Instead, thirty- and fortysomethings in the ruling Christian Democratic Union (CDU) are calling for Dr Merkel to embrace, if necessary, a three-way coalition with the liberal Free Democratic Party (FDP) and the Greens.
Leading the charge is Daniel Günther, the CDU’s 44-year-old new wunderkind since he took back control of the northern state of Schleswig-Holstein in May. He now heads a “Jamaica” coalition – a nod to the island’s black-yellow-green flag and the traditional colours of CDU, FDP and Green.

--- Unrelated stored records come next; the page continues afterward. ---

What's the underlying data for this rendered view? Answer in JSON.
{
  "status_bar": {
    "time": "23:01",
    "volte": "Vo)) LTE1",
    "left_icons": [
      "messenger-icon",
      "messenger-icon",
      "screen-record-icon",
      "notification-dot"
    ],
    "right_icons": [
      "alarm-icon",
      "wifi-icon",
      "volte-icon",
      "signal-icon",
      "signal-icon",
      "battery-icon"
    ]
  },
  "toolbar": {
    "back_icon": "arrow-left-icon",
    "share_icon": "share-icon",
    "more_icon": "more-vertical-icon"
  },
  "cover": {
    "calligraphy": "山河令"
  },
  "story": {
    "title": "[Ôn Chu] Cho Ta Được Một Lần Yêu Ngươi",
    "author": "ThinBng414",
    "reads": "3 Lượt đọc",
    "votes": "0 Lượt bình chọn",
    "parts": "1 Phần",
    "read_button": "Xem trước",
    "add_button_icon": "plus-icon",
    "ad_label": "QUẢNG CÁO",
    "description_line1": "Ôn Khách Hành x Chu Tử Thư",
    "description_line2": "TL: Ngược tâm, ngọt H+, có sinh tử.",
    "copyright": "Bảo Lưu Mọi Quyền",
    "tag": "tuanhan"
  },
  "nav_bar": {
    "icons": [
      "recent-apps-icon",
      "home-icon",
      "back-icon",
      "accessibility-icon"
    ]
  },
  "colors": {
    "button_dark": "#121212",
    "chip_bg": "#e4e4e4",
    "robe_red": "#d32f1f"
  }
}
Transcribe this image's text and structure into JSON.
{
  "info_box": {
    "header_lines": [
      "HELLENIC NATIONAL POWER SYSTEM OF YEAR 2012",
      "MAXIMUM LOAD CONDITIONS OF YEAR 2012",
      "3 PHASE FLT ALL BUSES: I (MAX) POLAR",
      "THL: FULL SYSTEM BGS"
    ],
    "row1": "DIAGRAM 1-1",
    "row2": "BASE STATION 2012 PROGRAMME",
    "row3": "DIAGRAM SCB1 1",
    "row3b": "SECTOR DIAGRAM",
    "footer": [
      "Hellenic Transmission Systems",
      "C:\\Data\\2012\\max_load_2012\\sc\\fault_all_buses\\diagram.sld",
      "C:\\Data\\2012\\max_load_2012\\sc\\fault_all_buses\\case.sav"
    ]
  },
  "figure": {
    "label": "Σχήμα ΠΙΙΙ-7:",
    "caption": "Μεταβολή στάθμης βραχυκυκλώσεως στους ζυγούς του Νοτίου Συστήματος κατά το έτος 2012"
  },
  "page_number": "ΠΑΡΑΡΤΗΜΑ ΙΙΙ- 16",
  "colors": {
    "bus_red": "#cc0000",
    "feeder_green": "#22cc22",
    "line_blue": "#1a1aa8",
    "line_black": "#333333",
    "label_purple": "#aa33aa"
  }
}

“Jamaica is an option to be taken seriously if it’s not enough with the FDP alone,” he told the Rheinische Post newspaper, saying the three-way option with the two smaller parties “unites ecology and economy and is an interesting project for the future”.
Although what works at state level doesn’t always transfer to federal level in Berlin, the current Bundestag has just four parties and the next could have six. That creates new challenges for majority-building and may make three-way coalitions the new normal.
Despite that, and a 15-point lead in polls, Dr Merkel is determined not to get ahead of herself ahead of the September 24th poll.
“There is no natural coalition,” she said. “Everyone fights their election battle for themselves.”
While CDU strategists see the charm of two smaller parties keeping each other in check, they fear that the federal FDP and Green leaders are too different to collaborate productively in coalition.
The campaign has sparked flashes of impatient ambition in the CDU’s next generation. Dr Merkel has no obvious heirs, having eliminated most of her generation personally, but Mr Günther brought himself into position as part of a “leadership reserve”.
“There will eventually be a time after Merkel, we don’t know when,” he said. “But we see a situation, unusual during a CDU chancellorship, a new team of state premiers who . . . offer wealth of potential for the post-Merkel era.”
Another ambitious CDU figure, 37-year-old deputy finance minister Jens Spahn, has earned a name for himself with hardline positions on prickly issues like migration, integration and, now, the Merkel succession.
“At the moment we see ever more clearly: the CDU is more than a person, we are a team,” he said, a swipe at a CDU campaign focus on the chancellor’s personality and character.
“I take it all in my stride,” he said of succession speculation. “You know, no one in 1998 expected that Angela Merkel would be chancellor in 2005.”
After letting their ambition show, both insisted they saw no alternative at present to what Mr Günther called a “successful chancellor who should rule for another four years”.
The two men are old enough to know that, on post-election coalition options or succeeding Angela Merkel, the old German adage holds: don’t divide up the bearskin before you’ve taken care of the bear.